● **DATA EXTRACTS**

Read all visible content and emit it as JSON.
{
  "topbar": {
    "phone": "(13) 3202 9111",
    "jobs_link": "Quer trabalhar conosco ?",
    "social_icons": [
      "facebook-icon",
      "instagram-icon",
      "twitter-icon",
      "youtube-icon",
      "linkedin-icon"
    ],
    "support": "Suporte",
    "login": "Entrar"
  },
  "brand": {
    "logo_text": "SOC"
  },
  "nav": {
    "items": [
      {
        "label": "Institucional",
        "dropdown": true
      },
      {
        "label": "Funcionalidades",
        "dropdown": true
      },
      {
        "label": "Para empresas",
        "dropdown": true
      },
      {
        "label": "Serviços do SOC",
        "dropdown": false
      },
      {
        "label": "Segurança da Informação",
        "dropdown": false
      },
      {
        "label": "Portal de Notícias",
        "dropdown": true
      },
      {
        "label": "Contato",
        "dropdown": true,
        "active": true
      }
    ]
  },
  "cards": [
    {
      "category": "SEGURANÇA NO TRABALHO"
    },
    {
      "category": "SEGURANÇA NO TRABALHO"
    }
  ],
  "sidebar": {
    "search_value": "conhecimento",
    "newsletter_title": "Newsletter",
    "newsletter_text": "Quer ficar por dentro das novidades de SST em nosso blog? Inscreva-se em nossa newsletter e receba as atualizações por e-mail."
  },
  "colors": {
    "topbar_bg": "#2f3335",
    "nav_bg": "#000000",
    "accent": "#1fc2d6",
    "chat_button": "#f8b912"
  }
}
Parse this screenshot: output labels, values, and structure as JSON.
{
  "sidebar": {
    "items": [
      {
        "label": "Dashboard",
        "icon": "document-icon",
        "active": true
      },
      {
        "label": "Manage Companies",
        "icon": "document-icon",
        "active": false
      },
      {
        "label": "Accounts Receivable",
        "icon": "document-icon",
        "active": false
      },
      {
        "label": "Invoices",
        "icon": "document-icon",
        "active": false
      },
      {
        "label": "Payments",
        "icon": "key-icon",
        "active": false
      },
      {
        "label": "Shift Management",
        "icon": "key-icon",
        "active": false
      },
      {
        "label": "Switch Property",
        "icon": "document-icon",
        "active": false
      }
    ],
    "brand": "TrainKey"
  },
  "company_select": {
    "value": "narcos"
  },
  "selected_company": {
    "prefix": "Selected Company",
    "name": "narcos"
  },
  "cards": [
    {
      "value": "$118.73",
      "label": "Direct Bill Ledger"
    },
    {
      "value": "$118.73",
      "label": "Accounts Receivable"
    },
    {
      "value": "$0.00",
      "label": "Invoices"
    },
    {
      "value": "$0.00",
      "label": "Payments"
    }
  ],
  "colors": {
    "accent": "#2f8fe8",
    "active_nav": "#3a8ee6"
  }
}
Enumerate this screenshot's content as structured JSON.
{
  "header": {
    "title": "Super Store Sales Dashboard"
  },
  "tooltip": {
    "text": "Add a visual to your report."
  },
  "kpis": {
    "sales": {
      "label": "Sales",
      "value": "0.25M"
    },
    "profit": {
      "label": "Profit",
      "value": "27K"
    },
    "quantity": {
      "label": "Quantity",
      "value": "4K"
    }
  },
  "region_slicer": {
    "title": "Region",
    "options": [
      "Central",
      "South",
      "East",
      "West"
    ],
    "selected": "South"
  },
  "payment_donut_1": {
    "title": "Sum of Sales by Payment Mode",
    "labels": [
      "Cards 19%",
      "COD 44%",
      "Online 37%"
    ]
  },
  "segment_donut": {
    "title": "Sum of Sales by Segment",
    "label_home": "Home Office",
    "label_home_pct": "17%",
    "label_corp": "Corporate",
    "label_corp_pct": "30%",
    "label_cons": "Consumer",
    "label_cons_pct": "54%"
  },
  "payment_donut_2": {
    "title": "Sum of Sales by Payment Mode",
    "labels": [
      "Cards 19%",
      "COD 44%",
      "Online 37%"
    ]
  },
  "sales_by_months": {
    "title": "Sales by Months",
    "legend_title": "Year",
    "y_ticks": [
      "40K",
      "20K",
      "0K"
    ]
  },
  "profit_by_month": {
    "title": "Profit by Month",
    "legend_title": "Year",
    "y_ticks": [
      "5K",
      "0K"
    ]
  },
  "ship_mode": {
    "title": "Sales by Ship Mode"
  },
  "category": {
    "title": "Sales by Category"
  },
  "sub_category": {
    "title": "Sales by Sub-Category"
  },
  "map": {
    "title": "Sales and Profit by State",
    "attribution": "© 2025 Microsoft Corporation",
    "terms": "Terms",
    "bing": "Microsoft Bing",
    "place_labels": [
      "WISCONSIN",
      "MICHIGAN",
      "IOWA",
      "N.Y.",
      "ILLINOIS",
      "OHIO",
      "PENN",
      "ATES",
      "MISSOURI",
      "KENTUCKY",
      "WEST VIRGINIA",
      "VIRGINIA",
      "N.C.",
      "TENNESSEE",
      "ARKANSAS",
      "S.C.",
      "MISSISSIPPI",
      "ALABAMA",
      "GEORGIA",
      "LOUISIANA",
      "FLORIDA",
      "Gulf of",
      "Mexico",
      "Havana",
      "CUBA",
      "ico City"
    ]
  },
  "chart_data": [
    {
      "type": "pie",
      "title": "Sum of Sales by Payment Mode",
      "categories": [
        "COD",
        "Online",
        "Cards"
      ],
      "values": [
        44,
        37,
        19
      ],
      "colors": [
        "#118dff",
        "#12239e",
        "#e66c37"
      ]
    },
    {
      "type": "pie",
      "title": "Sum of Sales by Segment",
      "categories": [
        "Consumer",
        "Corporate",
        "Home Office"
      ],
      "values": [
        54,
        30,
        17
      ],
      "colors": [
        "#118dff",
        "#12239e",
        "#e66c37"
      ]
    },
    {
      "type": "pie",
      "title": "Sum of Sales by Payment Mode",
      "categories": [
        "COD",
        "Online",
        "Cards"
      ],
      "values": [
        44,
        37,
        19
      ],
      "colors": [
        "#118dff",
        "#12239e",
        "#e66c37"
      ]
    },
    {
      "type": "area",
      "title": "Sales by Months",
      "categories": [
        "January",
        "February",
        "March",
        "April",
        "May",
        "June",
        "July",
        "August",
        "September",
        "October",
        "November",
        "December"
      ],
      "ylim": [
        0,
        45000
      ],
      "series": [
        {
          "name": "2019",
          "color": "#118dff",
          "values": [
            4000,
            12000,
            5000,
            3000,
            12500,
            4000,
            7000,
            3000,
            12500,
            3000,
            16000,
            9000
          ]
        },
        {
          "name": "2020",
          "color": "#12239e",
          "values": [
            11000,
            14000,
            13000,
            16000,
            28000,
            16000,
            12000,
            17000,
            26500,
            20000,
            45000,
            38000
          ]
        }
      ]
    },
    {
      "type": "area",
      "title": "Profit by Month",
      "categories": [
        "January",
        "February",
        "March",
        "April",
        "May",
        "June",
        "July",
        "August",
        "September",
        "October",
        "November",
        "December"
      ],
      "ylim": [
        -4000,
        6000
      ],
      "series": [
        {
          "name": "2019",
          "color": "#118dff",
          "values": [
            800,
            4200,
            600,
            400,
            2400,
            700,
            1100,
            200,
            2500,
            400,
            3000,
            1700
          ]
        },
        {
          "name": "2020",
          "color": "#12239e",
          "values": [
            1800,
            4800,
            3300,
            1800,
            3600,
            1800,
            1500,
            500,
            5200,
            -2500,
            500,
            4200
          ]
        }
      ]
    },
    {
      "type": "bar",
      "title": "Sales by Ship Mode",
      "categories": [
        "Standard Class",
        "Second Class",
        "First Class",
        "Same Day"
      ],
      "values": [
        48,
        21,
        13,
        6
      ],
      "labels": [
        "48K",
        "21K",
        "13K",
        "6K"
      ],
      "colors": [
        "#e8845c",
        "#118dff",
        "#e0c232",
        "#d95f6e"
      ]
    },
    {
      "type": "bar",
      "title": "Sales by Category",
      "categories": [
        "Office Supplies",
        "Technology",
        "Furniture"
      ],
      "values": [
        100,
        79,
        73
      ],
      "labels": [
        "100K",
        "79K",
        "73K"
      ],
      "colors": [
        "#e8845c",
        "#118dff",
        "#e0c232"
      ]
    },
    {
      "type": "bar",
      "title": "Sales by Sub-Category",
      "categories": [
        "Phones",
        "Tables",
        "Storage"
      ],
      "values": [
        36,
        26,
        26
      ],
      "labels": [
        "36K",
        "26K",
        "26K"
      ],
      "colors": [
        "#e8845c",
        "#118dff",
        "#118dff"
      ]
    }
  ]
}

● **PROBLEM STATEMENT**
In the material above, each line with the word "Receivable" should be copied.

● **TASK RESULT**
        "label": "Accounts Receivable",
      "label": "Accounts Receivable"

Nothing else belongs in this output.